*** DATA RECORDS ***

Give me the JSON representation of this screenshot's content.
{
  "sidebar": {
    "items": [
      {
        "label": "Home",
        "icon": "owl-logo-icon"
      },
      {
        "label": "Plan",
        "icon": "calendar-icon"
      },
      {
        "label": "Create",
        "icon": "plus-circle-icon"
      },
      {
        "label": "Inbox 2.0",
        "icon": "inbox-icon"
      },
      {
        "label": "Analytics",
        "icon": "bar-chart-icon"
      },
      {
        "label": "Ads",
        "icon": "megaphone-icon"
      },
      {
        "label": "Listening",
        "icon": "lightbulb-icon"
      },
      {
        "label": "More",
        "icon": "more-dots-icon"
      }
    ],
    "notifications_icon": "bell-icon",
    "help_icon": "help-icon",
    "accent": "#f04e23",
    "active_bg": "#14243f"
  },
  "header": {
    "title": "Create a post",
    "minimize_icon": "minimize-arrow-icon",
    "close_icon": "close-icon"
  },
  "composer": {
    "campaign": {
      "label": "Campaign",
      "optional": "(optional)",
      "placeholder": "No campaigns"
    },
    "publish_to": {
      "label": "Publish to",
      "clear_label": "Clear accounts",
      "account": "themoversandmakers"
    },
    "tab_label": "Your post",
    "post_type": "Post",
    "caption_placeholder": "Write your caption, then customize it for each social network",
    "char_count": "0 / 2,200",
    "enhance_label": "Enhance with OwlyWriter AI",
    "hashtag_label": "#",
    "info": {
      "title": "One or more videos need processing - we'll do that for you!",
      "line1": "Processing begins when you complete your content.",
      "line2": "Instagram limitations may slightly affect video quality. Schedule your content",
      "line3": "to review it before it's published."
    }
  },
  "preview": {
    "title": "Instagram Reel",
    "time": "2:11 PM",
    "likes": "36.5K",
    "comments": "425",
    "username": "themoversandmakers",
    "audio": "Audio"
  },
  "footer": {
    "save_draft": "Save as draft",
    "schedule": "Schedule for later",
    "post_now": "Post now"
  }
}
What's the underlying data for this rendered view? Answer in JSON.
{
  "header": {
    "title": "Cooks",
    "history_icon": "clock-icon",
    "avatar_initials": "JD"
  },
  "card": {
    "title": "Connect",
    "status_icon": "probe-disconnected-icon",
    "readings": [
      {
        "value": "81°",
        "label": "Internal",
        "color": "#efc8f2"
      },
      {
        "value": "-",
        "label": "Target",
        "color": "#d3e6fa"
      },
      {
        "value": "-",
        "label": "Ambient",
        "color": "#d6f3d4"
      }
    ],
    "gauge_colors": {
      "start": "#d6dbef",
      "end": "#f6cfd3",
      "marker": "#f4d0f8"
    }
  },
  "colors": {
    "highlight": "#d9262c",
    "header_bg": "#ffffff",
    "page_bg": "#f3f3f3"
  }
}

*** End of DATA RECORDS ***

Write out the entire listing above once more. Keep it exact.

=== REPLY ===
Give me the JSON representation of this screenshot's content.
{
  "sidebar": {
    "items": [
      {
        "label": "Home",
        "icon": "owl-logo-icon"
      },
      {
        "label": "Plan",
        "icon": "calendar-icon"
      },
      {
        "label": "Create",
        "icon": "plus-circle-icon"
      },
      {
        "label": "Inbox 2.0",
        "icon": "inbox-icon"
      },
      {
        "label": "Analytics",
        "icon": "bar-chart-icon"
      },
      {
        "label": "Ads",
        "icon": "megaphone-icon"
      },
      {
        "label": "Listening",
        "icon": "lightbulb-icon"
      },
      {
        "label": "More",
        "icon": "more-dots-icon"
      }
    ],
    "notifications_icon": "bell-icon",
    "help_icon": "help-icon",
    "accent": "#f04e23",
    "active_bg": "#14243f"
  },
  "header": {
    "title": "Create a post",
    "minimize_icon": "minimize-arrow-icon",
    "close_icon": "close-icon"
  },
  "composer": {
    "campaign": {
      "label": "Campaign",
      "optional": "(optional)",
      "placeholder": "No campaigns"
    },
    "publish_to": {
      "label": "Publish to",
      "clear_label": "Clear accounts",
      "account": "themoversandmakers"
    },
    "tab_label": "Your post",
    "post_type": "Post",
    "caption_placeholder": "Write your caption, then customize it for each social network",
    "char_count": "0 / 2,200",
    "enhance_label": "Enhance with OwlyWriter AI",
    "hashtag_label": "#",
    "info": {
      "title": "One or more videos need processing - we'll do that for you!",
      "line1": "Processing begins when you complete your content.",
      "line2": "Instagram limitations may slightly affect video quality. Schedule your content",
      "line3": "to review it before it's published."
    }
  },
  "preview": {
    "title": "Instagram Reel",
    "time": "2:11 PM",
    "likes": "36.5K",
    "comments": "425",
    "username": "themoversandmakers",
    "audio": "Audio"
  },
  "footer": {
    "save_draft": "Save as draft",
    "schedule": "Schedule for later",
    "post_now": "Post now"
  }
}
What's the underlying data for this rendered view? Answer in JSON.
{
  "header": {
    "title": "Cooks",
    "history_icon": "clock-icon",
    "avatar_initials": "JD"
  },
  "card": {
    "title": "Connect",
    "status_icon": "probe-disconnected-icon",
    "readings": [
      {
        "value": "81°",
        "label": "Internal",
        "color": "#efc8f2"
      },
      {
        "value": "-",
        "label": "Target",
        "color": "#d3e6fa"
      },
      {
        "value": "-",
        "label": "Ambient",
        "color": "#d6f3d4"
      }
    ],
    "gauge_colors": {
      "start": "#d6dbef",
      "end": "#f6cfd3",
      "marker": "#f4d0f8"
    }
  },
  "colors": {
    "highlight": "#d9262c",
    "header_bg": "#ffffff",
    "page_bg": "#f3f3f3"
  }
}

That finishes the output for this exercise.